Action item:
All lines in the entries below that hold "title" make up the answer.

BEGIN Data records

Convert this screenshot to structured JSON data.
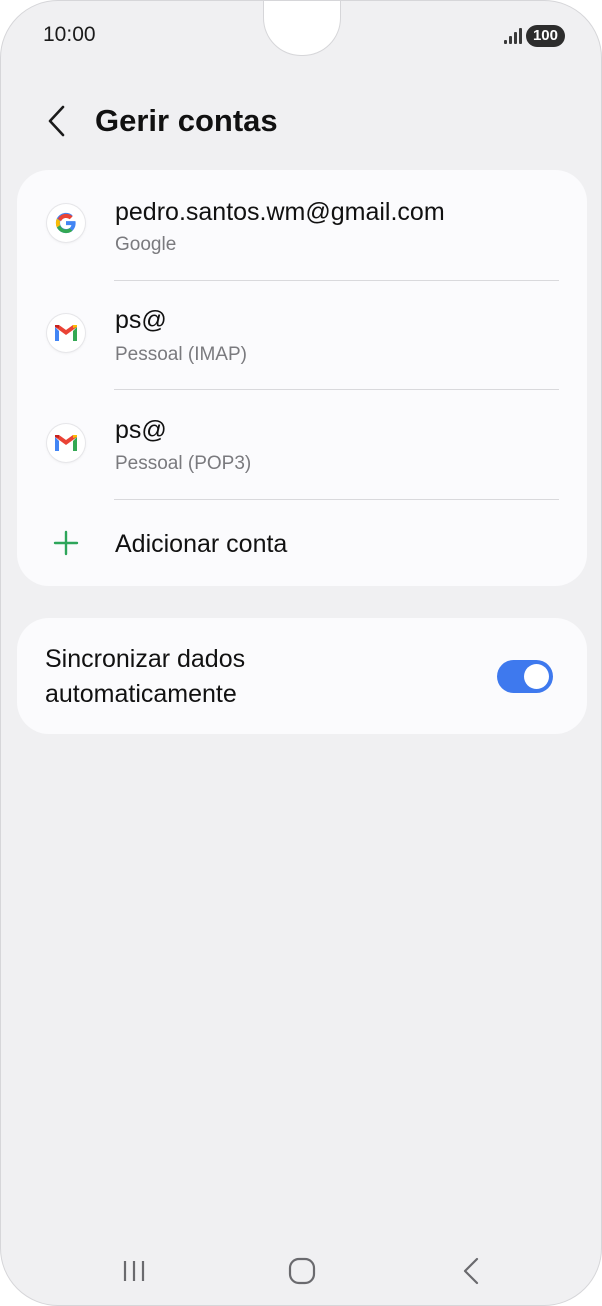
{
  "status_bar": {
    "time": "10:00",
    "battery": "100"
  },
  "header": {
    "title": "Gerir contas",
    "back_icon": "chevron-left-icon"
  },
  "accounts": [
    {
      "name": "pedro.santos.wm@gmail.com",
      "type": "Google",
      "icon": "google-icon"
    },
    {
      "name": "ps@",
      "type": "Pessoal (IMAP)",
      "icon": "gmail-icon"
    },
    {
      "name": "ps@",
      "type": "Pessoal (POP3)",
      "icon": "gmail-icon"
    }
  ],
  "add_account": {
    "label": "Adicionar conta",
    "icon": "plus-icon",
    "icon_color": "#2da55a"
  },
  "sync": {
    "label": "Sincronizar dados automaticamente",
    "enabled": true,
    "toggle_color": "#3e79ee"
  },
  "nav_bar": {
    "recents_icon": "recents-icon",
    "home_icon": "home-icon",
    "back_icon": "back-icon"
  }
}
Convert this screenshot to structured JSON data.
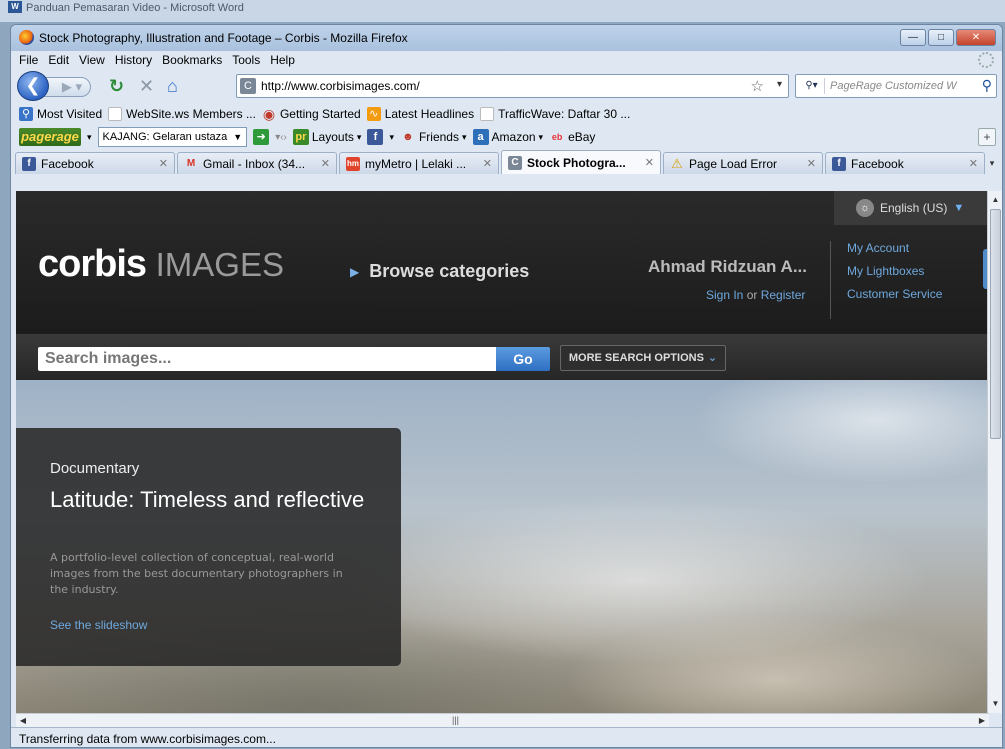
{
  "background_window": {
    "title": "Panduan Pemasaran Video - Microsoft Word"
  },
  "window": {
    "title": "Stock Photography, Illustration and Footage – Corbis - Mozilla Firefox",
    "buttons": {
      "minimize": "—",
      "maximize": "□",
      "close": "✕"
    }
  },
  "menu": [
    "File",
    "Edit",
    "View",
    "History",
    "Bookmarks",
    "Tools",
    "Help"
  ],
  "nav": {
    "url": "http://www.corbisimages.com/",
    "search_placeholder": "PageRage Customized W"
  },
  "bookmarks": [
    {
      "label": "Most Visited",
      "icon": "search-page-icon",
      "color": "#3a74c8"
    },
    {
      "label": "WebSite.ws Members ...",
      "icon": "page-icon",
      "color": "#cccccc"
    },
    {
      "label": "Getting Started",
      "icon": "firefox-icon",
      "color": "#c0392b"
    },
    {
      "label": "Latest Headlines",
      "icon": "rss-icon",
      "color": "#f39c12"
    },
    {
      "label": "TrafficWave: Daftar 30 ...",
      "icon": "page-icon",
      "color": "#cccccc"
    }
  ],
  "toolbar2": {
    "logo": "pagerage",
    "combo": "KAJANG: Gelaran ustaza",
    "layouts": "Layouts",
    "friends": "Friends",
    "amazon": "Amazon",
    "ebay": "eBay",
    "plus": "+"
  },
  "tabs": [
    {
      "label": "Facebook",
      "icon": "f",
      "icon_color": "#3b5998",
      "active": false
    },
    {
      "label": "Gmail - Inbox (34...",
      "icon": "M",
      "icon_color": "#d93025",
      "active": false
    },
    {
      "label": "myMetro | Lelaki ...",
      "icon": "hm",
      "icon_color": "#e0452b",
      "active": false
    },
    {
      "label": "Stock Photogra...",
      "icon": "C",
      "icon_color": "#7a8796",
      "active": true
    },
    {
      "label": "Page Load Error",
      "icon": "!",
      "icon_color": "#f1c40f",
      "active": false
    },
    {
      "label": "Facebook",
      "icon": "f",
      "icon_color": "#3b5998",
      "active": false
    }
  ],
  "corbis": {
    "language": "English (US)",
    "logo_main": "corbis",
    "logo_sub": "IMAGES",
    "browse": "Browse categories",
    "user": "Ahmad Ridzuan A...",
    "sign_in": "Sign In",
    "or": "or",
    "register": "Register",
    "account_links": [
      "My Account",
      "My Lightboxes",
      "Customer Service"
    ],
    "search_placeholder": "Search images...",
    "go": "Go",
    "more_options": "MORE SEARCH OPTIONS"
  },
  "promo": {
    "category": "Documentary",
    "title": "Latitude: Timeless and reflective",
    "description": "A portfolio-level collection of conceptual, real-world images from the best documentary photographers in the industry.",
    "link": "See the slideshow"
  },
  "status": "Transferring data from www.corbisimages.com..."
}
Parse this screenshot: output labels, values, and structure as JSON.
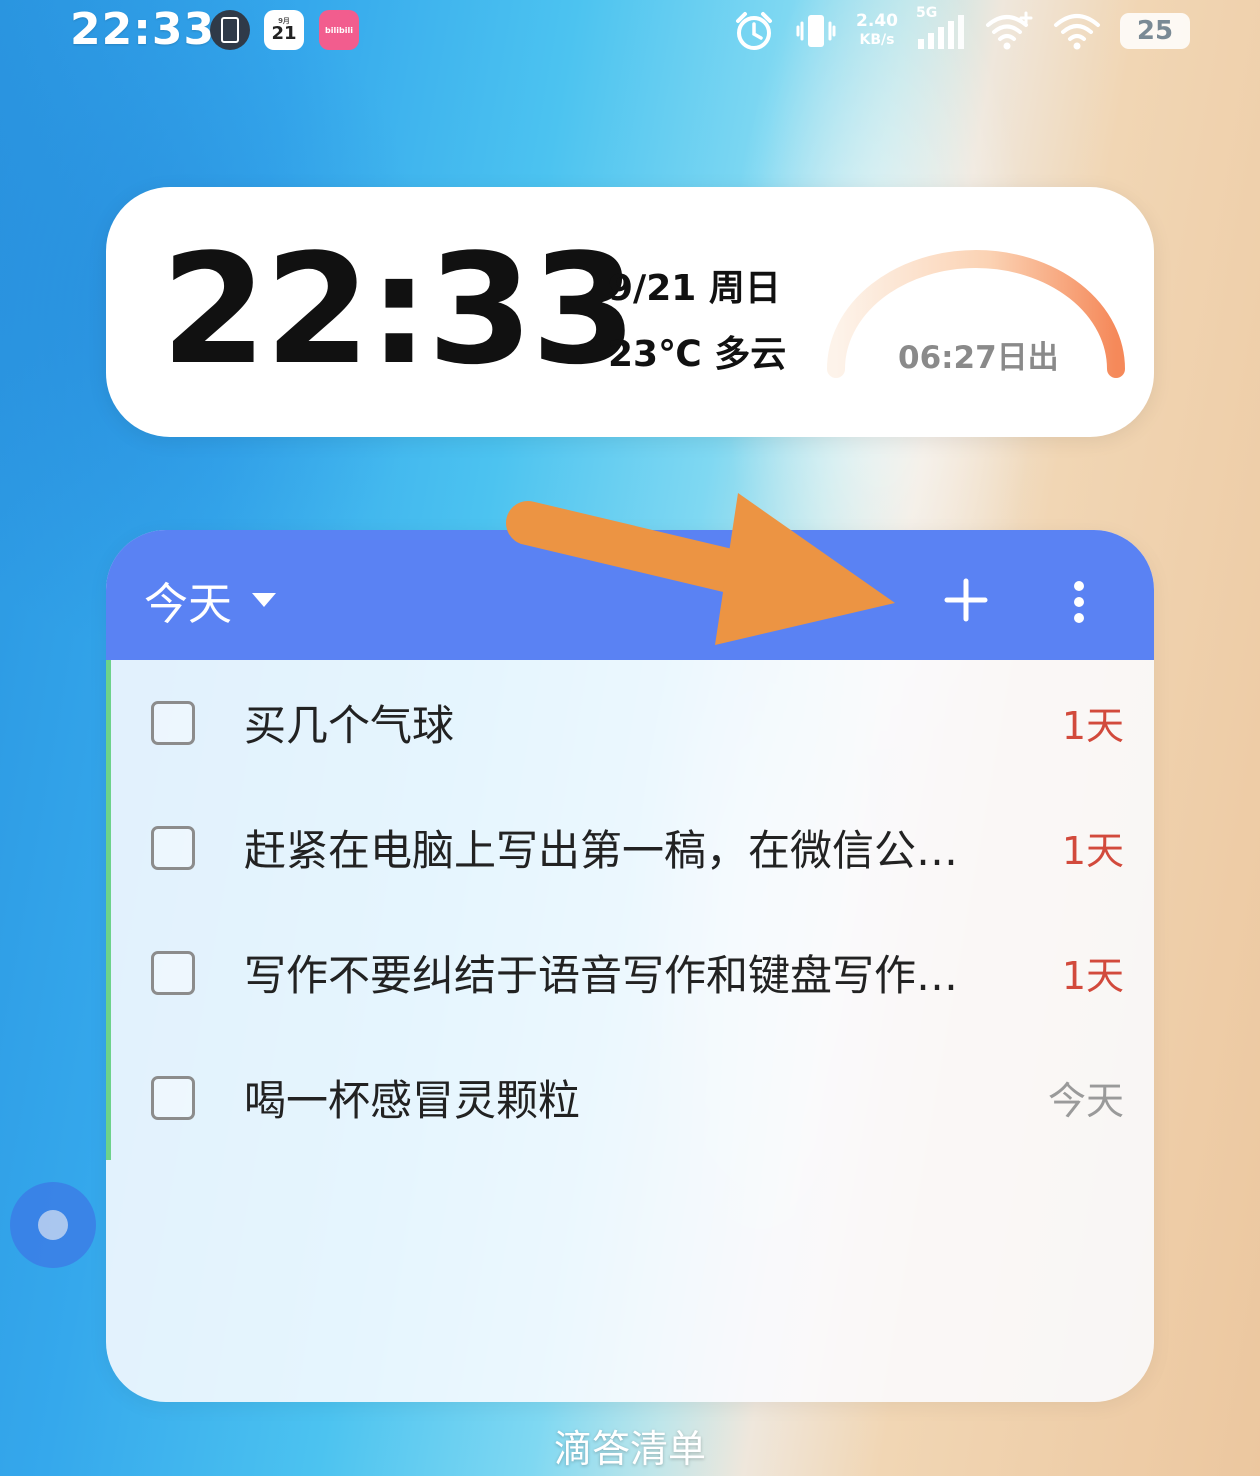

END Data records

Solution to the problem:
    "title": "Gerir contas",
    "title": "Panduan Pemasaran Video - Microsoft Word"
    "title": "Stock Photography, Illustration and Footage – Corbis - Mozilla Firefox",
    "title": "Latitude: Timeless and reflective",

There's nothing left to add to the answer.